Nacibullah about obstacles and pathmakers in building up a new life in Istanbul
Nacibullah came to Turkey from Afghanistan as a 16-year-old in 2018 without his family and now lives and works in Turkey without papers or residence status. In this interview extract, he describes how being illegal and working all the time prevents him from building a new life beyond work in the city. Nevertheless, he feels at home in Istanbul and talks about his hopes for the future.
First days were difficult in Istanbul. But now, it has been more than one year. I worked in many places. However, my current workplace made me feel that I have a value and I own many friends. We sit down together and we hang around on our free times. I don’t face difficulty now. Especially I made a lot of friends and chatting with them makes me feel better. Sometimes I miss my family but we have to work for their wellness.
I had to work without break when I first arrived to Istanbul. Even now, under pandemics restrictive measures, we didn’t stop working ever. We still work after taking down the shutters of the shop. Because there are lot to do; lots of work. And I didn’t have enough time to attend language course or something simply because I don’t have time.
I survived by my efforts. I myself went to industrial companies and asked for any vacancy. I myself told employers what I can do and my skills. Nobody helped me or asked me what can I do.
Istanbul became my homeland since I stayed here. But I have still some problems: I don’t have residence permit and it creates lots of problems. About marriage plans, I need to seek the approval of my family when I decide to marry. If I can have residence permit in Istanbul, then I can settle down and work in Istanbul. However, as long as I remain undocumented and legal problems multiply and I can’t move to other places, then I can seek to have passport and see if I can get visa from another country. In condition that I legalize my stay here or there, I can decide to stay or go.
Nacibullah left Afghanistan as a 16-year-old in 2018 without his family due to existential economic hardship and the war. After living in Konya for a short time, he decided to live in Istanbul because of the numerous job opportunities. In the meantime, Nacibullah, like many other Afghan and other migrants in Turkey, works in an irregular job with physically hard work, low pay and discrimination against non-Turkish employees, in his case in the car industry. The fact that he came to Turkey irregularly and lives there without papers and residence status leads not only to a precarious employment situation, but also to difficulties in finding housing, no protection against discrimination and restrictions on Nacibullah’s freedom of movement. Like Nacibullah, many other forced migrants from Afghanistan lead a precarious, shadowy existence in Istanbul. They often remain out of sight of civil society and organisational support structures, partly because of the fear of deportation or other legal problems due to their irregular stay. 11About the situation of Afghans in Istanbul, see e. g. GAR, 2021: Ghosts of Istanbul. Afghans at the Margins of Society. https://www.gocarastirmalaridernegi.org/attachments/article/193/GHOSTS%20OF%20ISTANBUL%20N.pdf (22.07.2021).

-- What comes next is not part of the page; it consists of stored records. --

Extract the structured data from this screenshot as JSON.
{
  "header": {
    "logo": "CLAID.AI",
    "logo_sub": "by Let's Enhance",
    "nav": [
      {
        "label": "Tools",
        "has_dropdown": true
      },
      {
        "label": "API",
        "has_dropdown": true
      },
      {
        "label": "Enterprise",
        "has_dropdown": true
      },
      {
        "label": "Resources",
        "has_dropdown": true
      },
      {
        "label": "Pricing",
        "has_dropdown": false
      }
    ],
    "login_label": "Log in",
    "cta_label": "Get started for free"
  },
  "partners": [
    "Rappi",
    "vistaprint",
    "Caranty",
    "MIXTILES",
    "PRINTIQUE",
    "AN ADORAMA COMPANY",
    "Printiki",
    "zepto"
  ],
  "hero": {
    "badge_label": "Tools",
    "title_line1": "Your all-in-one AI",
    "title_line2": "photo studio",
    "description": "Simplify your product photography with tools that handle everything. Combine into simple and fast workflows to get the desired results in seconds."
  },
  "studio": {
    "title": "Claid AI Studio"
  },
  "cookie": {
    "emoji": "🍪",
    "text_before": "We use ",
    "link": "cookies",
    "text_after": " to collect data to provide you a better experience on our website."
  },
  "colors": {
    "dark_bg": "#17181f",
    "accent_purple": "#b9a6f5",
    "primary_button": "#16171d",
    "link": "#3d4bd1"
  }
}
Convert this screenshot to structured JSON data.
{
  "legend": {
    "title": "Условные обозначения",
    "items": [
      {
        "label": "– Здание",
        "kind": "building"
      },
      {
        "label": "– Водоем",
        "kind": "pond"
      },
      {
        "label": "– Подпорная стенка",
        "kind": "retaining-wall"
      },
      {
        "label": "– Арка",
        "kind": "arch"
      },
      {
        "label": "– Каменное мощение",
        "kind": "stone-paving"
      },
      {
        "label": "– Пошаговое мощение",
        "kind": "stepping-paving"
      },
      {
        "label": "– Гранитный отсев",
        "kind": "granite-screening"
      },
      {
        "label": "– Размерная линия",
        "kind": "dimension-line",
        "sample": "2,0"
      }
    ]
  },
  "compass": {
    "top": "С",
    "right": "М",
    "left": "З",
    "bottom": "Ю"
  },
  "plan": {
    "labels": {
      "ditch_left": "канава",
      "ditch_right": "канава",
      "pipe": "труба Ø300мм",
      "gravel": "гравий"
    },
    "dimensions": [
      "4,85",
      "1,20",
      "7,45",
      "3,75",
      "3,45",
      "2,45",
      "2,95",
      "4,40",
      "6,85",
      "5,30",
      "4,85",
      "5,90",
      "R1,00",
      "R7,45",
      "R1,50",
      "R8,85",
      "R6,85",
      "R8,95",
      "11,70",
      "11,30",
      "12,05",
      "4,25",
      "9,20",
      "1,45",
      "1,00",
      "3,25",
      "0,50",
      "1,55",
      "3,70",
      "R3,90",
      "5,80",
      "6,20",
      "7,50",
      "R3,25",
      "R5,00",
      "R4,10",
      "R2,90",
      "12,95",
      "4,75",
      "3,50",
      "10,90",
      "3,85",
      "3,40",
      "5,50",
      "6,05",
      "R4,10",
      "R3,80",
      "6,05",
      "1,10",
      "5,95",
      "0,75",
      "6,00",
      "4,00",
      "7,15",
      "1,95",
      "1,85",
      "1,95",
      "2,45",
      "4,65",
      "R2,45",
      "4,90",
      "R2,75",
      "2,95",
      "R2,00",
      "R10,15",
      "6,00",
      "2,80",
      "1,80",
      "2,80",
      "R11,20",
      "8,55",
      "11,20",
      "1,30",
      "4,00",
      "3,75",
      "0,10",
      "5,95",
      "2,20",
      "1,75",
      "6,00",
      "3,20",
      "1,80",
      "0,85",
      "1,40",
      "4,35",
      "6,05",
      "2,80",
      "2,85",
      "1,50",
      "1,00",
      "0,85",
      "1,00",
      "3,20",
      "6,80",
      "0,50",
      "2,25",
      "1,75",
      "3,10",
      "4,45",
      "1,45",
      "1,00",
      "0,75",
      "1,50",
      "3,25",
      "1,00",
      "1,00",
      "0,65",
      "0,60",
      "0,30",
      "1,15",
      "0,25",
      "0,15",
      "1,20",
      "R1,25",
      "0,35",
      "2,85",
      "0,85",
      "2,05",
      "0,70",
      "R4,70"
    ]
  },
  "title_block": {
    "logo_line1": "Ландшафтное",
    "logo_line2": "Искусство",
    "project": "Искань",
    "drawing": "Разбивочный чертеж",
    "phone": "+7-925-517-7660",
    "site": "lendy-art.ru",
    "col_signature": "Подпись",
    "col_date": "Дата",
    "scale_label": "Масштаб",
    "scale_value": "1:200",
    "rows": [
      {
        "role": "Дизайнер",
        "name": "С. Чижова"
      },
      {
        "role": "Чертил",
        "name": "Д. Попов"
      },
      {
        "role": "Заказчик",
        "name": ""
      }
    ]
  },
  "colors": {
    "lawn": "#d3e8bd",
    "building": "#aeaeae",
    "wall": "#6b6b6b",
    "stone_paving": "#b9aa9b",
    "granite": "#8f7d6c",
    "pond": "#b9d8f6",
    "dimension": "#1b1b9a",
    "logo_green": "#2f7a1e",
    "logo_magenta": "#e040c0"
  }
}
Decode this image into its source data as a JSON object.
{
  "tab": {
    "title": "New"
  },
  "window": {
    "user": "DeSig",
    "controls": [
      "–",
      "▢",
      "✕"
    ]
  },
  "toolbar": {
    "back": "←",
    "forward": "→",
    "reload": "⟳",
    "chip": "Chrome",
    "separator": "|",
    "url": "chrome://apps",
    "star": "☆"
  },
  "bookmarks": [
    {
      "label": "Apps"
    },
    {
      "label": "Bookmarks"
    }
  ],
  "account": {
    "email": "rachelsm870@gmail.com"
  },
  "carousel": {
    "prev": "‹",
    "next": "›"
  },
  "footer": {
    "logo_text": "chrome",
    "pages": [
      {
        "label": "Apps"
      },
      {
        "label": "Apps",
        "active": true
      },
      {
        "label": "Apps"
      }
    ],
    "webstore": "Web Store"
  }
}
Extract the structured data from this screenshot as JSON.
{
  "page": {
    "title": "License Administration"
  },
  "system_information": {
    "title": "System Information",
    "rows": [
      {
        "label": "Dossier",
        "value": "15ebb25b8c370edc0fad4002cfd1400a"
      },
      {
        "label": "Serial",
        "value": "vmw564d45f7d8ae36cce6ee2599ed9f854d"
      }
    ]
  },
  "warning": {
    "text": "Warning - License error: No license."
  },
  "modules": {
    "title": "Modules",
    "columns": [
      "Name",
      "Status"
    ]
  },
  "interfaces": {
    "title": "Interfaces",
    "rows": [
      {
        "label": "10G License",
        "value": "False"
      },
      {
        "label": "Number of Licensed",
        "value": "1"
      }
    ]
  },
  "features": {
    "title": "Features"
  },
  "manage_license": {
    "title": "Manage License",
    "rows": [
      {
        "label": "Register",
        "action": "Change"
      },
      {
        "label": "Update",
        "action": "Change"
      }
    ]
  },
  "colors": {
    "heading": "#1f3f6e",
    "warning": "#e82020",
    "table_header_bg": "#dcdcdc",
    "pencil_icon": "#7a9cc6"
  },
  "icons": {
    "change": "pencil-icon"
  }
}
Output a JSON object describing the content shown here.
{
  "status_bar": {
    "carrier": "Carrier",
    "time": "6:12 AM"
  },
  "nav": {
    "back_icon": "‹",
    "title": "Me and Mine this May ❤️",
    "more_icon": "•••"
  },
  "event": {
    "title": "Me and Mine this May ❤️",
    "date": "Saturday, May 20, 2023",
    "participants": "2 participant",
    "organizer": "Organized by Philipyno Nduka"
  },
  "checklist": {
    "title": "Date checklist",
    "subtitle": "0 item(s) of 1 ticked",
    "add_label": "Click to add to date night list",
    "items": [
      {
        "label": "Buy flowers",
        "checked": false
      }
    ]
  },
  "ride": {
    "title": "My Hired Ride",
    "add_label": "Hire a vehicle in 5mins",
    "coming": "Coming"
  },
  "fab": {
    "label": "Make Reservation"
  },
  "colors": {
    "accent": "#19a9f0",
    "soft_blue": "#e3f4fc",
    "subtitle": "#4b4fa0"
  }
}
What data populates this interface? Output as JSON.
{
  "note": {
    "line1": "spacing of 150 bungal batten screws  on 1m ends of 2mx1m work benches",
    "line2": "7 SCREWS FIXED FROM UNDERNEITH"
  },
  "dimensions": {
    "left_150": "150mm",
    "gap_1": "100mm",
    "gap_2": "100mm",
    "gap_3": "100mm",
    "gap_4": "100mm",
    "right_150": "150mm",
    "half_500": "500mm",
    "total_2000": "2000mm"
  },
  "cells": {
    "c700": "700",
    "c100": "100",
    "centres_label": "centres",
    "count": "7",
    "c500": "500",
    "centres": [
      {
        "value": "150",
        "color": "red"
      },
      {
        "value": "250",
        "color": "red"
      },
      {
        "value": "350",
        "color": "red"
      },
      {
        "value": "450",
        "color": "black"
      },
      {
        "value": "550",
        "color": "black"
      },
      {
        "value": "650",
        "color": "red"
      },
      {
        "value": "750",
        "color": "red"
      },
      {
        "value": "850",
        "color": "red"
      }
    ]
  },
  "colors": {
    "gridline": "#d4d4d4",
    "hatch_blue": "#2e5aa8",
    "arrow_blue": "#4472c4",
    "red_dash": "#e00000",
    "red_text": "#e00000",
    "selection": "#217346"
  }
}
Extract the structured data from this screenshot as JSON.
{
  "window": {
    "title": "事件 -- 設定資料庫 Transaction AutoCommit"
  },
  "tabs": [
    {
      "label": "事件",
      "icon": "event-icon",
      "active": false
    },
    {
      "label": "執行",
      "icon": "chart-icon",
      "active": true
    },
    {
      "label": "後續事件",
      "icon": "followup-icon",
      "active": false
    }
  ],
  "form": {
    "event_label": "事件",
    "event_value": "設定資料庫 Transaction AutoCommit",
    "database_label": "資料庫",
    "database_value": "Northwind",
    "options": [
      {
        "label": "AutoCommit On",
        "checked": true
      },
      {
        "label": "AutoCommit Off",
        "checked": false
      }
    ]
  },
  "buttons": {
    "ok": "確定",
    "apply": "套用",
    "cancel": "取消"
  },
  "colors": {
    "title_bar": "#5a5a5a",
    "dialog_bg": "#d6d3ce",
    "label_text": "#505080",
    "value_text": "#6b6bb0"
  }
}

For many forced migrants in Turkey, it is difficult to register and thus, for example, to get a work permit despite the theoretically existing legal framework. Esin B., a lawyer, spoke about this in an interview with the We Refugees Archive.
Even though he has found friends and a relatively stable job in the meantime, Nacibullah hopes to obtain legal residence status. Because this would be the precondition for being able to build a life for himself in Turkey, even beyond work.
1About the situation of Afghans in Istanbul, see e. g. GAR, 2021: Ghosts of Istanbul. Afghans at the Margins of Society. https://www.gocarastirmalaridernegi.org/attachments/article/193/GHOSTS%20OF%20ISTANBUL%20N.pdf (22.07.2021).
This interview was conducted by Elif Yenigun for the We Refugees Archive in April 2021. It took place online, in Farsi and Turkish.